These days, it seems everywhere we turn there is chaos in the world. Underneath the ever looming threat of climate devastation, unparalleled dishonesty within the political system, unyielding wars, and scientific experiments in the form of modified food, as well as media that presents nothing less than biased information seeking to benefit only a few, one can only wonder…is peace is even possible?
Moving through today’s society it is easy to feel leaderless, and hopeless. It is easy to feel that ideas such as collaborative communities, corporations of integrity and transformational entertainment, to name a few, are simply hopes of the naïve.

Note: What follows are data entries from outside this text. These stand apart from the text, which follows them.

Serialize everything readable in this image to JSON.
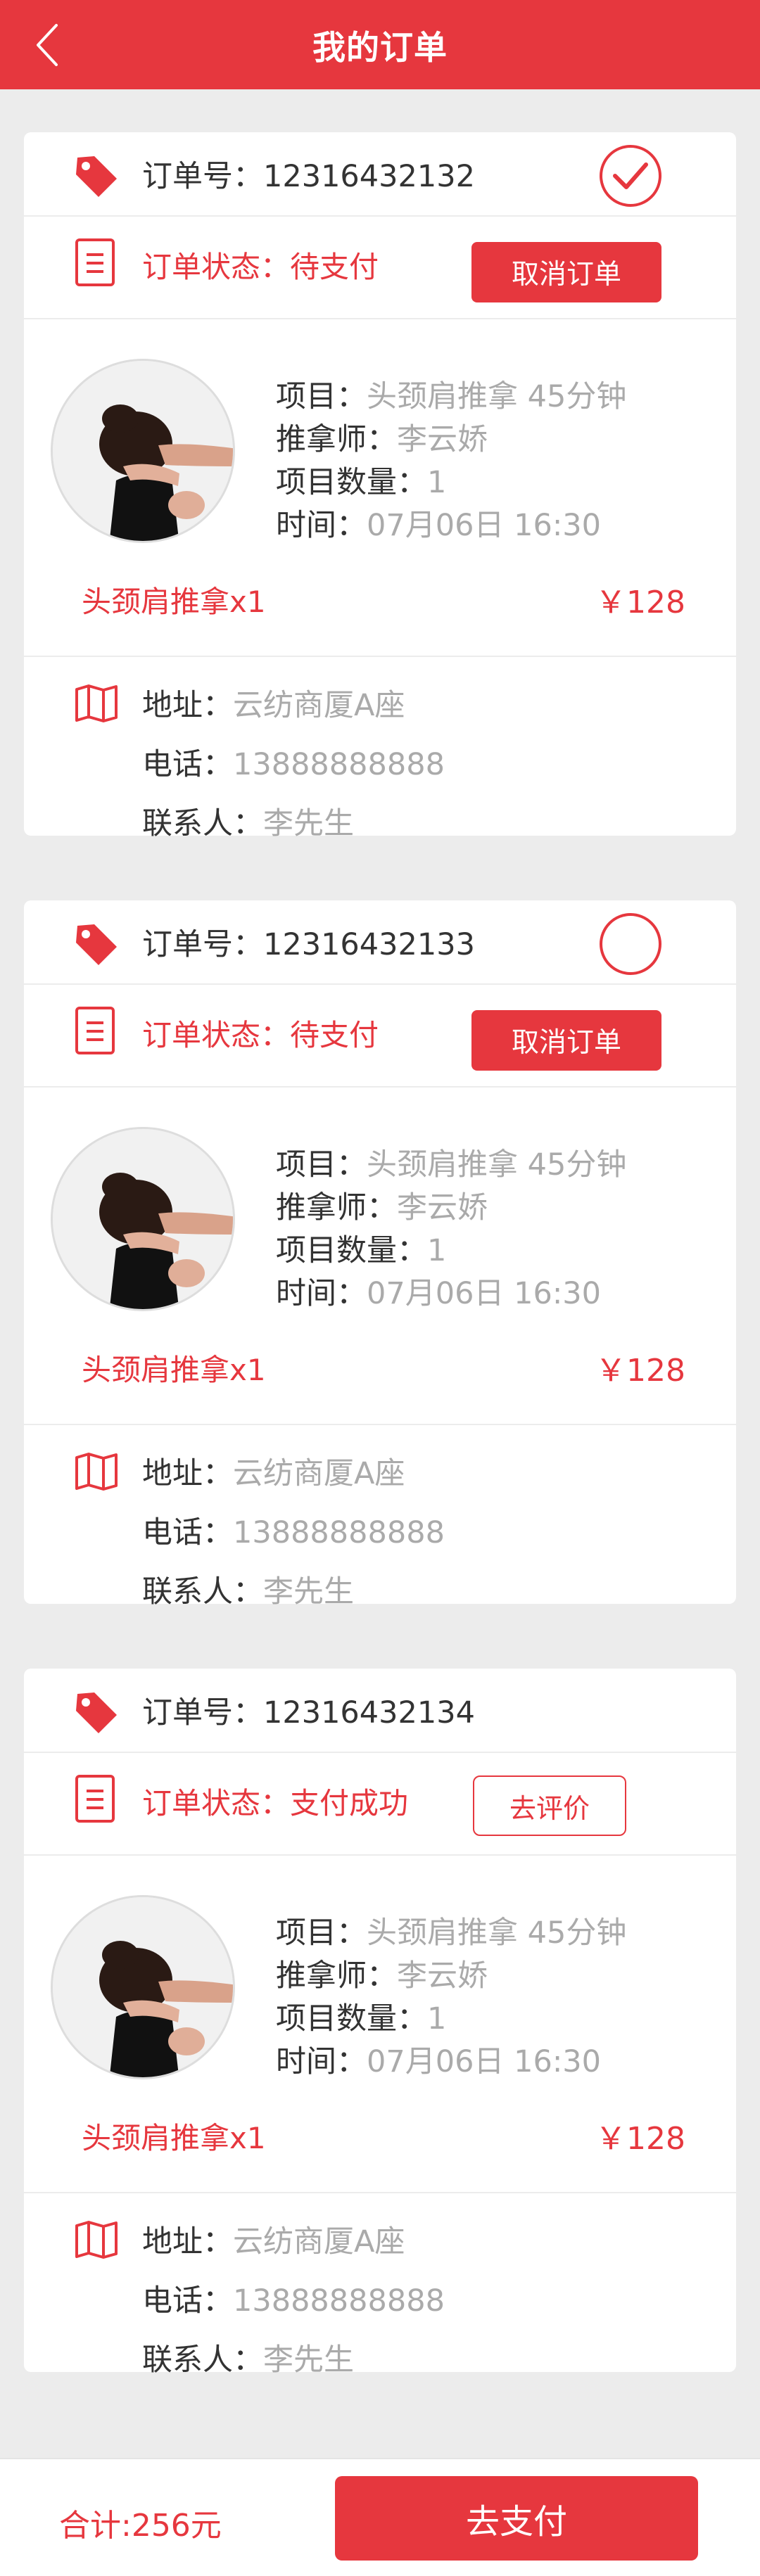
{
  "header": {
    "title": "我的订单"
  },
  "colors": {
    "accent": "#e6373e",
    "muted": "#aaaaaa",
    "text": "#333333",
    "bg": "#ececec"
  },
  "orders": [
    {
      "order_label": "订单号：12316432132",
      "selected": true,
      "status": "订单状态：待支付",
      "action_label": "取消订单",
      "action_type": "cancel",
      "project_key": "项目：",
      "project_val": "头颈肩推拿  45分钟",
      "therapist_key": "推拿师：",
      "therapist_val": "李云娇",
      "qty_key": "项目数量：",
      "qty_val": "1",
      "time_key": "时间：",
      "time_val": "07月06日  16:30",
      "summary": "头颈肩推拿x1",
      "price": "￥128",
      "addr_key": "地址：",
      "addr_val": "云纺商厦A座",
      "phone_key": "电话：",
      "phone_val": "13888888888",
      "contact_key": "联系人：",
      "contact_val": "李先生"
    },
    {
      "order_label": "订单号：12316432133",
      "selected": false,
      "status": "订单状态：待支付",
      "action_label": "取消订单",
      "action_type": "cancel",
      "project_key": "项目：",
      "project_val": "头颈肩推拿  45分钟",
      "therapist_key": "推拿师：",
      "therapist_val": "李云娇",
      "qty_key": "项目数量：",
      "qty_val": "1",
      "time_key": "时间：",
      "time_val": "07月06日  16:30",
      "summary": "头颈肩推拿x1",
      "price": "￥128",
      "addr_key": "地址：",
      "addr_val": "云纺商厦A座",
      "phone_key": "电话：",
      "phone_val": "13888888888",
      "contact_key": "联系人：",
      "contact_val": "李先生"
    },
    {
      "order_label": "订单号：12316432134",
      "selected": null,
      "status": "订单状态：支付成功",
      "action_label": "去评价",
      "action_type": "review",
      "project_key": "项目：",
      "project_val": "头颈肩推拿  45分钟",
      "therapist_key": "推拿师：",
      "therapist_val": "李云娇",
      "qty_key": "项目数量：",
      "qty_val": "1",
      "time_key": "时间：",
      "time_val": "07月06日  16:30",
      "summary": "头颈肩推拿x1",
      "price": "￥128",
      "addr_key": "地址：",
      "addr_val": "云纺商厦A座",
      "phone_key": "电话：",
      "phone_val": "13888888888",
      "contact_key": "联系人：",
      "contact_val": "李先生"
    }
  ],
  "footer": {
    "total": "合计:256元",
    "pay_label": "去支付"
  }
}
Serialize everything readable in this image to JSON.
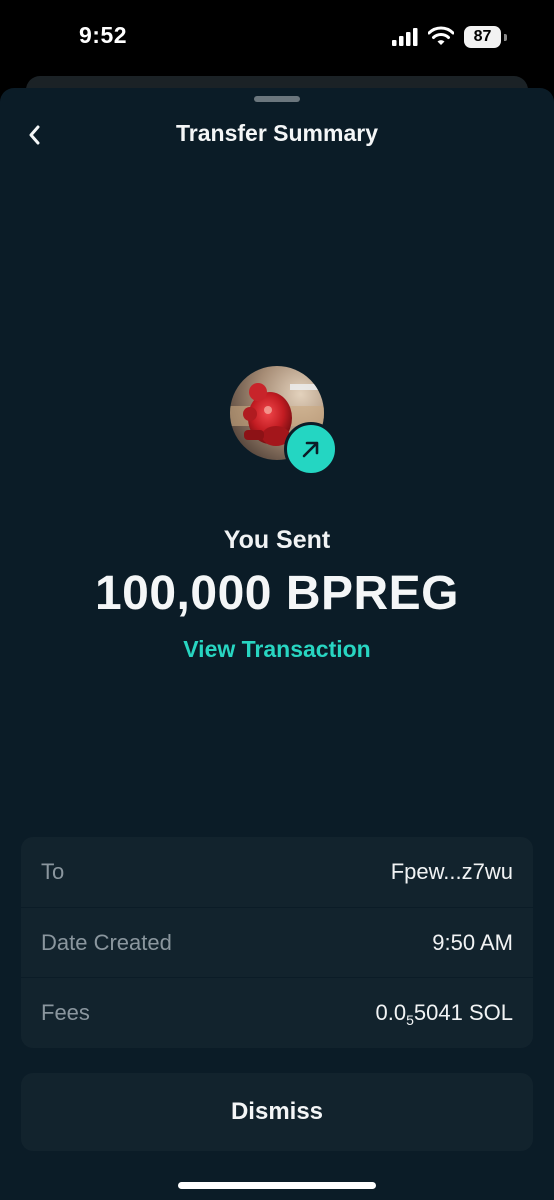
{
  "status_bar": {
    "time": "9:52",
    "battery": "87"
  },
  "header": {
    "title": "Transfer Summary"
  },
  "summary": {
    "label": "You Sent",
    "amount": "100,000 BPREG",
    "view_link": "View Transaction"
  },
  "details": {
    "to": {
      "label": "To",
      "value": "Fpew...z7wu"
    },
    "date": {
      "label": "Date Created",
      "value": "9:50 AM"
    },
    "fees": {
      "label": "Fees",
      "value_prefix": "0.0",
      "value_subscript": "5",
      "value_suffix": "5041 SOL"
    }
  },
  "actions": {
    "dismiss_label": "Dismiss"
  },
  "colors": {
    "accent": "#28d5c1",
    "sheet_bg": "#0b1c27",
    "card_bg": "#12232d"
  }
}
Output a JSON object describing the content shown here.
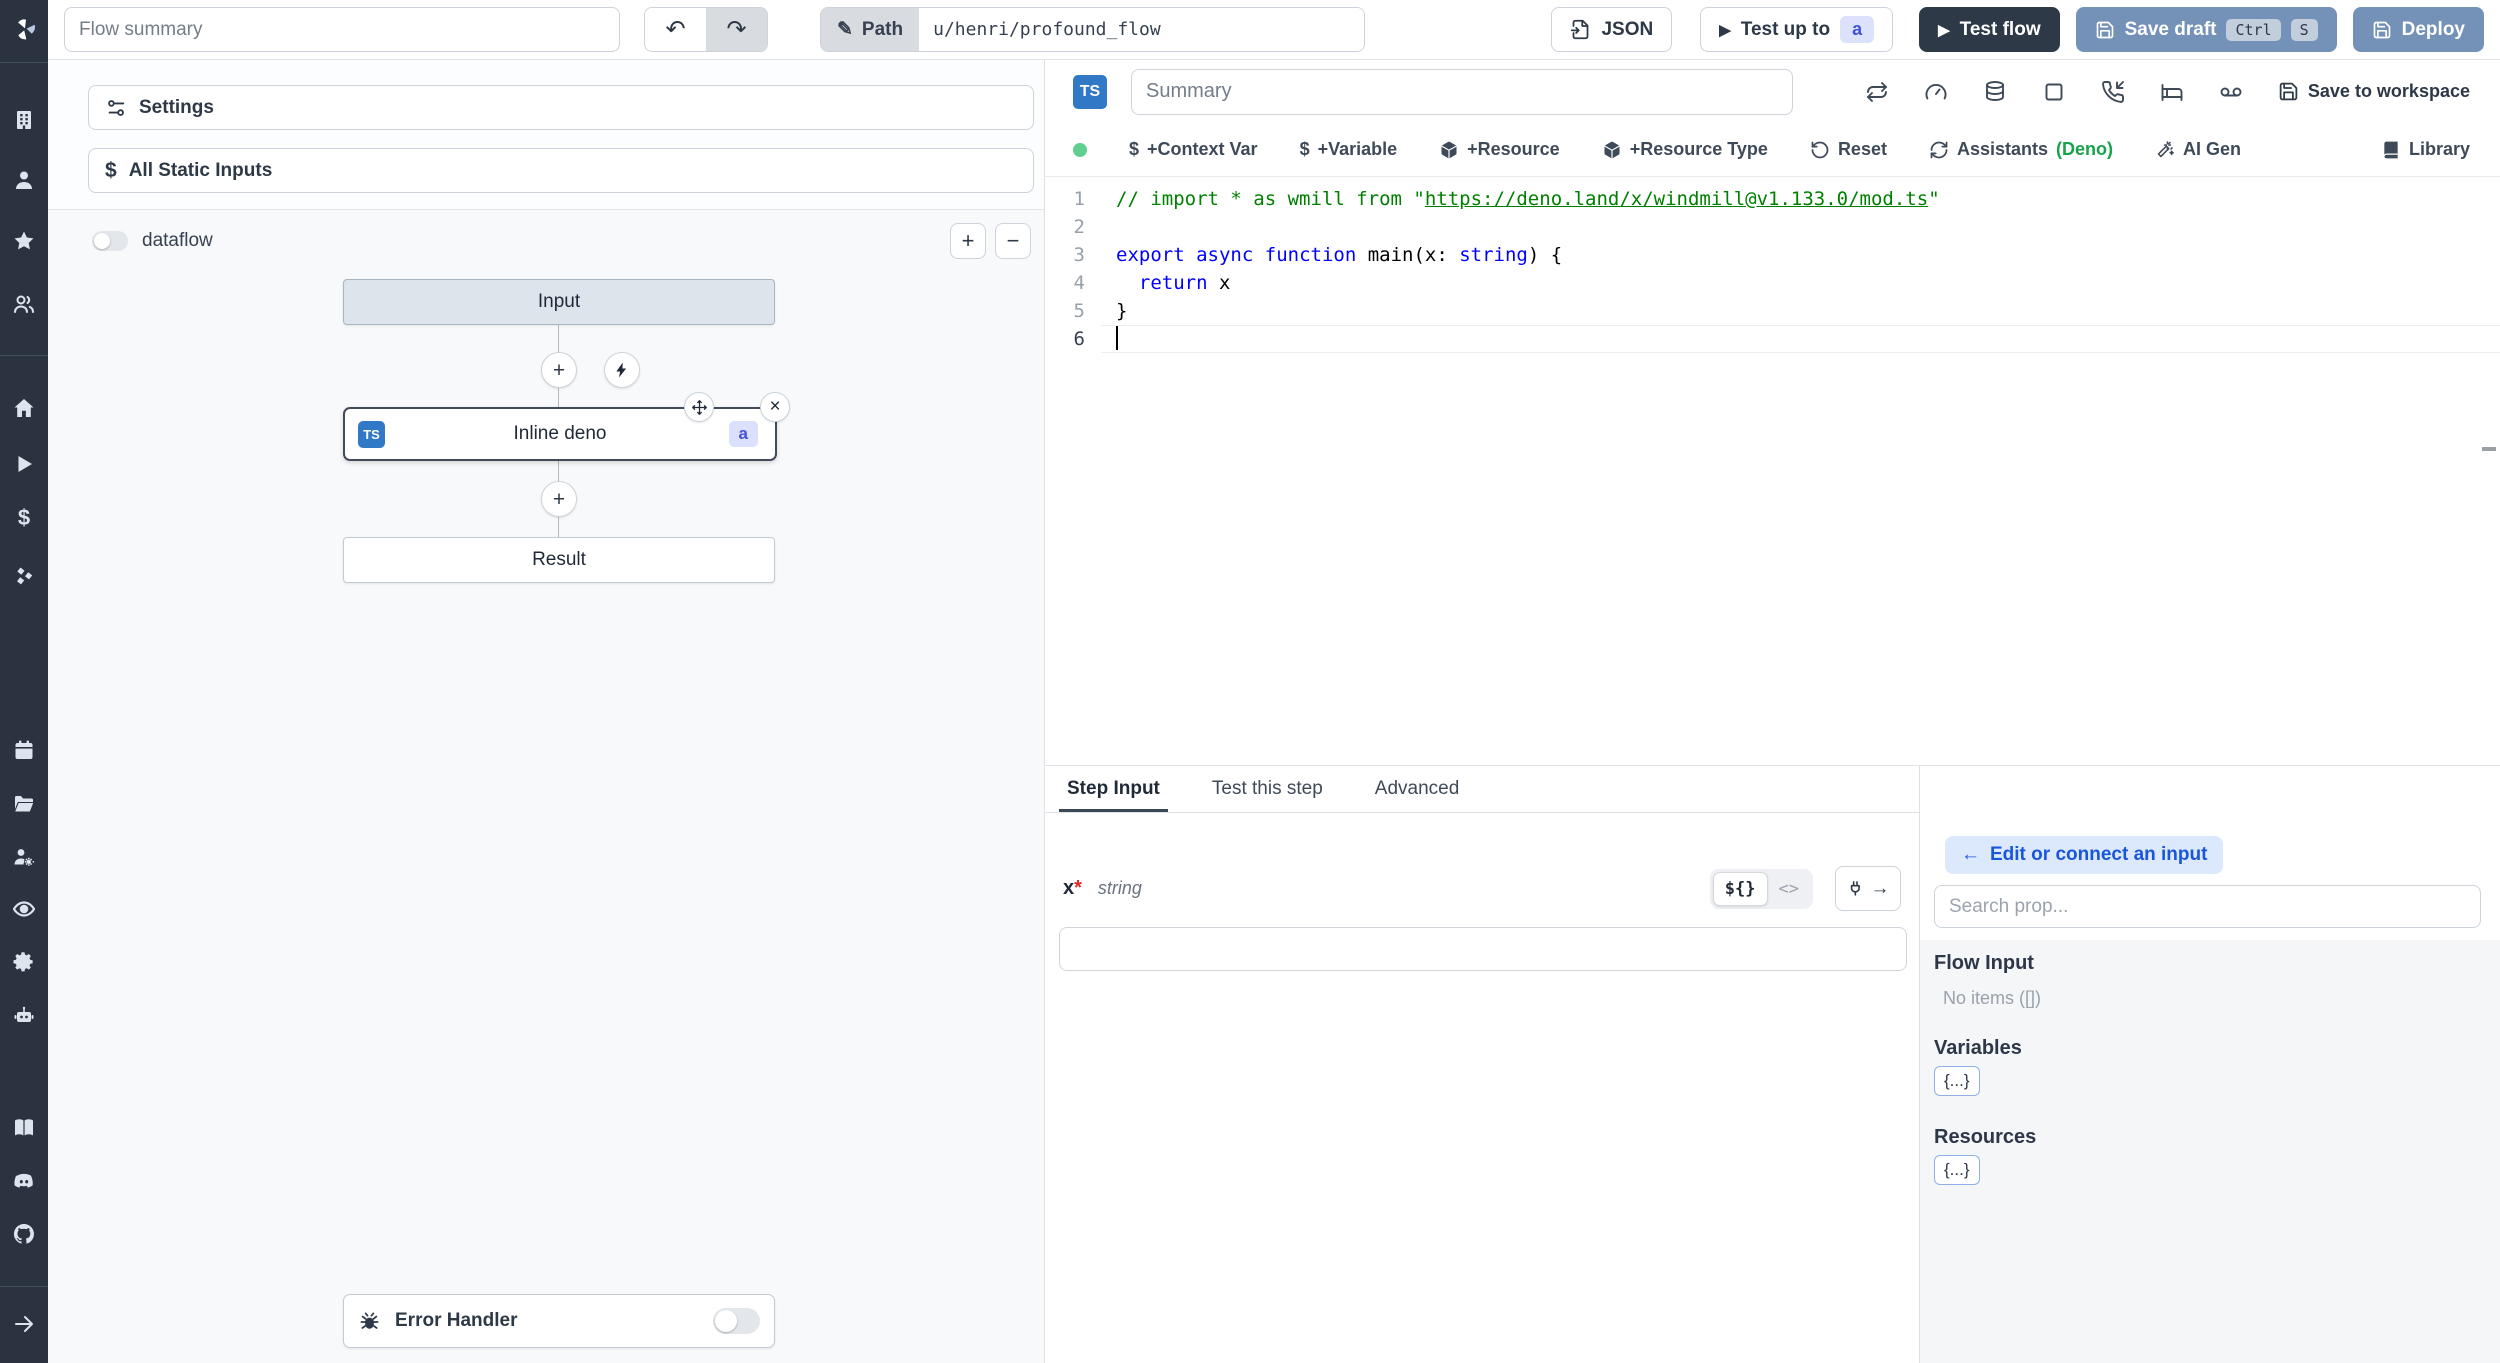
{
  "topbar": {
    "flow_summary_placeholder": "Flow summary",
    "path_label": "Path",
    "path_value": "u/henri/profound_flow",
    "json_button": "JSON",
    "test_up_to": "Test up to",
    "test_up_to_badge": "a",
    "test_flow": "Test flow",
    "save_draft": "Save draft",
    "save_draft_kbd_1": "Ctrl",
    "save_draft_kbd_2": "S",
    "deploy": "Deploy"
  },
  "sidebar": {
    "icons": [
      "windmill-logo",
      "building",
      "user",
      "star",
      "users",
      "home",
      "play",
      "dollar",
      "boxes",
      "calendar",
      "folder",
      "users-cog",
      "eye",
      "gear",
      "bot",
      "book",
      "discord",
      "github",
      "arrow-right"
    ]
  },
  "left_panel": {
    "settings_label": "Settings",
    "all_static_inputs_label": "All Static Inputs",
    "dataflow_label": "dataflow",
    "zoom_in": "+",
    "zoom_out": "−",
    "nodes": {
      "input": "Input",
      "step_label": "Inline deno",
      "step_lang": "TS",
      "step_badge": "a",
      "result": "Result"
    },
    "error_handler_label": "Error Handler"
  },
  "editor": {
    "lang_badge": "TS",
    "summary_placeholder": "Summary",
    "save_to_workspace": "Save to workspace",
    "toolbar": {
      "context_var": "+Context Var",
      "variable": "+Variable",
      "resource": "+Resource",
      "resource_type": "+Resource Type",
      "reset": "Reset",
      "assistants": "Assistants",
      "assistants_lang": "(Deno)",
      "ai_gen": "AI Gen",
      "library": "Library",
      "dollar_glyph": "$"
    },
    "code": {
      "lines": [
        {
          "num": "1",
          "tokens": [
            {
              "text": "// import * as wmill from \"",
              "type": "comment"
            },
            {
              "text": "https://deno.land/x/windmill@v1.133.0/mod.ts",
              "type": "comment-link"
            },
            {
              "text": "\"",
              "type": "comment"
            }
          ]
        },
        {
          "num": "2",
          "tokens": []
        },
        {
          "num": "3",
          "tokens": [
            {
              "text": "export",
              "type": "keyword"
            },
            {
              "text": " ",
              "type": "plain"
            },
            {
              "text": "async",
              "type": "keyword"
            },
            {
              "text": " ",
              "type": "plain"
            },
            {
              "text": "function",
              "type": "keyword"
            },
            {
              "text": " main(x: ",
              "type": "plain"
            },
            {
              "text": "string",
              "type": "keyword"
            },
            {
              "text": ") {",
              "type": "plain"
            }
          ]
        },
        {
          "num": "4",
          "tokens": [
            {
              "text": "  ",
              "type": "plain"
            },
            {
              "text": "return",
              "type": "keyword"
            },
            {
              "text": " x",
              "type": "plain"
            }
          ]
        },
        {
          "num": "5",
          "tokens": [
            {
              "text": "}",
              "type": "plain"
            }
          ]
        },
        {
          "num": "6",
          "tokens": [],
          "cursor": true,
          "active": true
        }
      ]
    }
  },
  "bottom": {
    "tabs": [
      "Step Input",
      "Test this step",
      "Advanced"
    ],
    "field_name": "x",
    "field_required": "*",
    "field_type": "string",
    "expr_toggle": "${}",
    "code_toggle": "<>",
    "input_value": ""
  },
  "connect_panel": {
    "back_button": "Edit or connect an input",
    "search_placeholder": "Search prop...",
    "flow_input_title": "Flow Input",
    "flow_input_empty": "No items ([])",
    "variables_title": "Variables",
    "variables_button": "{...}",
    "resources_title": "Resources",
    "resources_button": "{...}"
  },
  "colors": {
    "accent_blue": "#3178c6",
    "steel_button": "#7491b8",
    "dark_button": "#2e3947",
    "indigo_badge_bg": "#dde2fc",
    "indigo_badge_text": "#4353d9",
    "deno_green": "#16a34a",
    "status_dot_green": "#5fcf8f",
    "link_blue": "#1a56db"
  }
}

So what then becomes of us? What are we left to do when we have arrived at the point of being smothered by societal chaos, and left wondering if peace is even possible?
According Rev. Michael Beckwith, we are left with two choices. “One can choose to either hold what is referred to as conscious naïveté by holding the energetic space for what is not yet seen in our world, or choose resignation and sit in the belief that nothing can be done about anything.”
I’m sure at some point we have all considered “pulling the covers” of resignation over our head. The chaos seems too widespread, too deeply entrenched, and too powerful and well, “I’m only one person. What can I possibly do?”
However, this is exactly the thinking that encourages complacency and further shrinks the ideas of peace and actions that lead to peace.
So where does that leave us?
First, we begin by no longer asking if peace is possible. Instead, we begin to examine if we are individuals who actually suppress peace?
Peace can be defined as:
- a state or period of mutual concord
- harmony in personal relations
- freedom from disquieting or oppressive thoughts or emotions
- freedom from civil disturbance
- a state of tranquility or quiet
- a pact or agreement to end hostilities between those who have been at war or in a state of enmity
I can honestly say, my life is not always the center of peace. So how can I be judgmental of those who exemplify the complete antithesis of peace as I sometimes do? I can’t. My role is not to judge, or point fingers. My role is to be peace right where I am in my everyday life.
Fortunately, I had the pleasure of listening to Rev. Michael Beckwith in an interview with Dr. Marissa Pei, which examines how more peace can be demonstrated in our world.
The insights from Rev. Beckwith on where you can begin with peace in your life are as follows:
- When in conversation, listen to what is being said without interrupting; this helps to birth compassion, understanding and dialoguing from a place of willingness to see someone else’s perspective.
- Have an awareness of peace that is not based solely on conditions or circumstances; the quality of peace should be present enough in you that it can be seen when you walk into a room regardless of what is going on.
- Find your own source of peace to tap into even when you don’t see it in your world.
- Find a place within your community where you can share your gifts and talents.
- Go outside and actually make friends with people who live near you; this creates the energy of “taking care of each other.”
- Participate in events or gatherings without a disdain, or hate, for the “other side” or someone else’s view that is different from yours; this creates an energy of tolerance.
- Know that there is something that you are being spiritually asked to do while you are on this planet.
- Support people who promote peace; not simply by donating money annually, but actively supporting people who authentically embody peace; this creates an energy of seeding the possibility of “an idea whose time has come.”
- Know that small groups of people can articulate a new vision.
- Establish a higher vision for your immediate world and the larger world and keep it in focus.
Peace is not something far off into the distance that someone else has to give to us. It is something that we create. It is something within our reach.
At this moment, because we are the ones asking the question, or reading the article about the possibility of peace, we are the ones being called to decide that peace is what is wanted and “contribute the best that we have, and all that we are, toward creating a world that supports everyone.”
This is precisely the time to remember, “Never doubt that a small group of thoughtful, committed citizens can change the world; indeed, it’s the only thing that ever has.”